■ **What is required**: Only lines containing the word "label" are needed; pull them out of the material.

■ **Data for the task**:
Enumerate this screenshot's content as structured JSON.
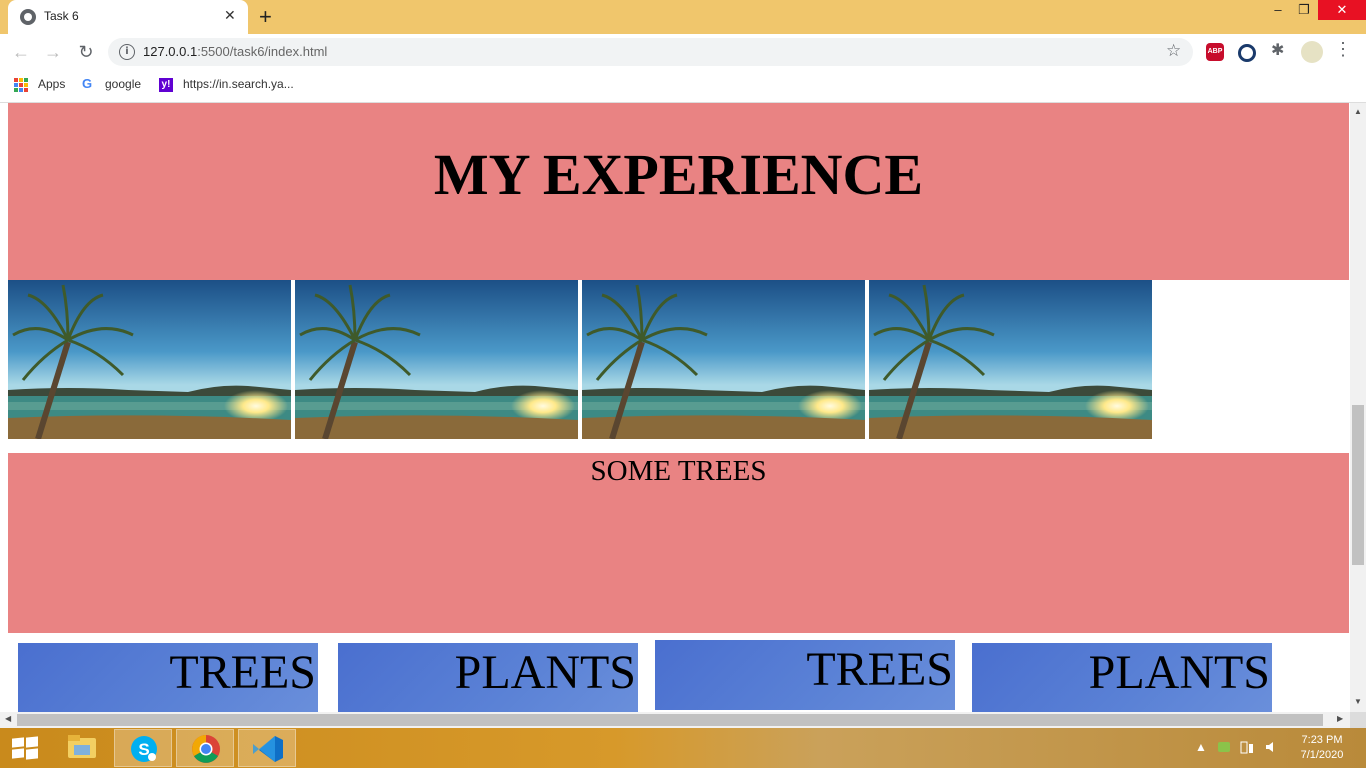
{
  "browser": {
    "tab_title": "Task 6",
    "url_host": "127.0.0.1",
    "url_rest": ":5500/task6/index.html",
    "bookmarks": [
      {
        "label": "Apps"
      },
      {
        "label": "google"
      },
      {
        "label": "https://in.search.ya..."
      }
    ],
    "icons": [
      "back-icon",
      "forward-icon",
      "reload-icon",
      "info-icon",
      "star-icon",
      "adblock-icon",
      "lens-icon",
      "extensions-icon",
      "profile-avatar",
      "menu-icon"
    ]
  },
  "page": {
    "heading": "MY EXPERIENCE",
    "subheading": "SOME TREES",
    "photos": [
      "palm-beach",
      "palm-beach",
      "palm-beach",
      "palm-beach"
    ],
    "cards": [
      {
        "label": "TREES"
      },
      {
        "label": "PLANTS"
      },
      {
        "label": "TREES"
      },
      {
        "label": "PLANTS"
      }
    ],
    "colors": {
      "section_bg": "#e98383",
      "card_bg": "#5b82d6"
    }
  },
  "taskbar": {
    "apps": [
      "file-explorer-icon",
      "skype-icon",
      "chrome-icon",
      "vscode-icon"
    ],
    "time": "7:23 PM",
    "date": "7/1/2020"
  }
}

■ **Finished exercise**:
        "label": "Apps"
        "label": "google"
        "label": "https://in.search.ya..."
        "label": "TREES"
        "label": "PLANTS"
        "label": "TREES"
        "label": "PLANTS"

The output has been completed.